The Evangelical Missiological Society’s 2018 national conference addressed the question: “How does the process of secularization impact the task of Christian mission in the modern world?” A year later, the society published some of the conference’s key papers in a helpful little book called Against the Tide. The book’s central inquiry is an important one, not just for your missions pastor, but for everyone in the body of Christ. Drawing on recent developments in sociology, nearly all the contributors point out that secularization has actually not pushed modern people to abandon their spirituality or their belief in transcendence. Rather, the secularist creed of today really just commands that we keep our religious thoughts and convictions to ourselves.

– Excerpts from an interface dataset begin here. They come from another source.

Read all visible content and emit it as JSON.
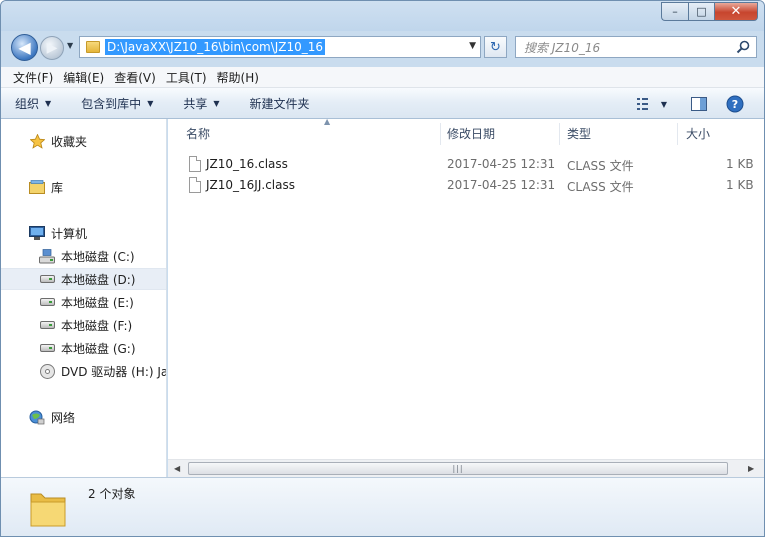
{
  "window": {
    "caption_buttons": {
      "minimize": "–",
      "maximize": "□",
      "close": "✕"
    }
  },
  "nav": {
    "back_glyph": "◀",
    "forward_glyph": "▶",
    "address_path": "D:\\JavaXX\\JZ10_16\\bin\\com\\JZ10_16",
    "refresh_glyph": "↻",
    "search_placeholder": "搜索 JZ10_16"
  },
  "menu": {
    "items": [
      "文件(F)",
      "编辑(E)",
      "查看(V)",
      "工具(T)",
      "帮助(H)"
    ]
  },
  "commands": {
    "organize": "组织",
    "include_in_library": "包含到库中",
    "share": "共享",
    "new_folder": "新建文件夹"
  },
  "navpane": {
    "favorites": "收藏夹",
    "libraries": "库",
    "computer": "计算机",
    "drives": [
      {
        "label": "本地磁盘 (C:)"
      },
      {
        "label": "本地磁盘 (D:)",
        "selected": true
      },
      {
        "label": "本地磁盘 (E:)"
      },
      {
        "label": "本地磁盘 (F:)"
      },
      {
        "label": "本地磁盘 (G:)"
      }
    ],
    "dvd": "DVD 驱动器 (H:) Ja",
    "network": "网络"
  },
  "columns": {
    "name": "名称",
    "date_modified": "修改日期",
    "type": "类型",
    "size": "大小"
  },
  "files": [
    {
      "name": "JZ10_16.class",
      "date": "2017-04-25 12:31",
      "type": "CLASS 文件",
      "size": "1 KB"
    },
    {
      "name": "JZ10_16JJ.class",
      "date": "2017-04-25 12:31",
      "type": "CLASS 文件",
      "size": "1 KB"
    }
  ],
  "status": {
    "count": "2 个对象"
  },
  "colors": {
    "selection": "#3399ff",
    "frame": "#c9dcee"
  }
}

Steve Thrall is a missionary pastor in that bastion of European secularism: Paris, France. In his chapter of Against the Tide, Thrall writes, “Secularism casts religion as merely private and personal, a question of conscience and personal reflection with no bearing on any public role.” The urban pastor touches on one more element of secularization though, which I think may have some even deeper implications for our Christian witness in the modern world. He says that according to the secularism he sees all around him, “No particular religious belief is perceived as truer than another.” Not only should we refrain from getting into any dialogue about religion, says secularism, but we could never find any universal truth there even if we tried. Ultimately, Thrall’s pastoral analysis of this secularized pluralism is pretty optimistic, and he is not alone.
The idea here is that when religion was privatized it was also subjectivized – every religious claim is as true as the next. In our secularized society then, religion is still something of a private entity, but it has effectually “gone public,” and its shares can now be hawked freely on the trading floor. In his chapter of Against the Tide, the linguist and former church planter in eastern Europe, Marc Canner observes that “secularism allows the free public expression of religion and has contributed in the West to a greater degree of pluralism.” Raphael Anzenberger, a French national, makes essentially the same observation in his own chapter, insisting that religion’s privatization is exactly what has allowed for genuine religious dialogue in many societies today. The very force that made religion private, in other words, is exactly what ended up taking it public. Secularism has given birth to true and unfettered religious pluralism, and some in the church are seeing this as a new opportunity for Christian witness. The contributor to Against the Tide who makes the most of this opportunity though, is the historian of Christian missions, Shawn Behan.
“I propose that secularization in a society is a good development,” Behan announces, “because it provides a pluralism of belief options. This pluralism, then, is an opportunity for the church to engage culture (and its members) on equal footing with other beliefs in the public sphere.” Behan’s rationale here is that “differing religious options push and pull each other, forcing these beliefs and their choices to be defended in the public spheres, where they can interact with one another. In this, they refine each other.” In my mind though, everything seems to hinge on whether this secular pluralism really will force our differing religious convictions to interact with one another in public spheres. After all, only relatively recently have the world’s preeminent sociologists, Peter Berger and Charles Taylor finally agreed that a public muzzling of religious discussion is the very essence of secularism! Either way though, this secularized pluralism can mean only one thing for our duty as Christian witnesses. Whether our society tells us to keep our religious convictions to ourselves or invites us to showcase our beliefs on the open market, we still have the same commission we have always had. Let us be about sharing the gospel of Christ tenaciously no matter what. And just imagine what might happen if this moment of secularized pluralism really ends up affording us the opportunity that many in the Evangelical Missiological Society think may be in store.
 Steve Thrall, Against the Tide, Chapter 6, “Reconnecting with Secular,” paragraph 8.
 Steve Thrall, Against the Tide, Chapter 6, “The Roots and Development,” paragraph 16.
 Marc Canner, Against the Tide, Chapter 8, “Where the East Does Not Meet the West,” paragraph 3.
 Raphael Anzenberger, Against the Tide, Chapter 3, “Telling the Story Correctly,” paragraph 3.
 Shawn Behan, Against the Tide, Chapter 2, “Embracing Plurality,” paragraph 3.
 Shawn Behan, Against the Tide, Chapter 2, “Reexamining Secularization,” paragraph 9.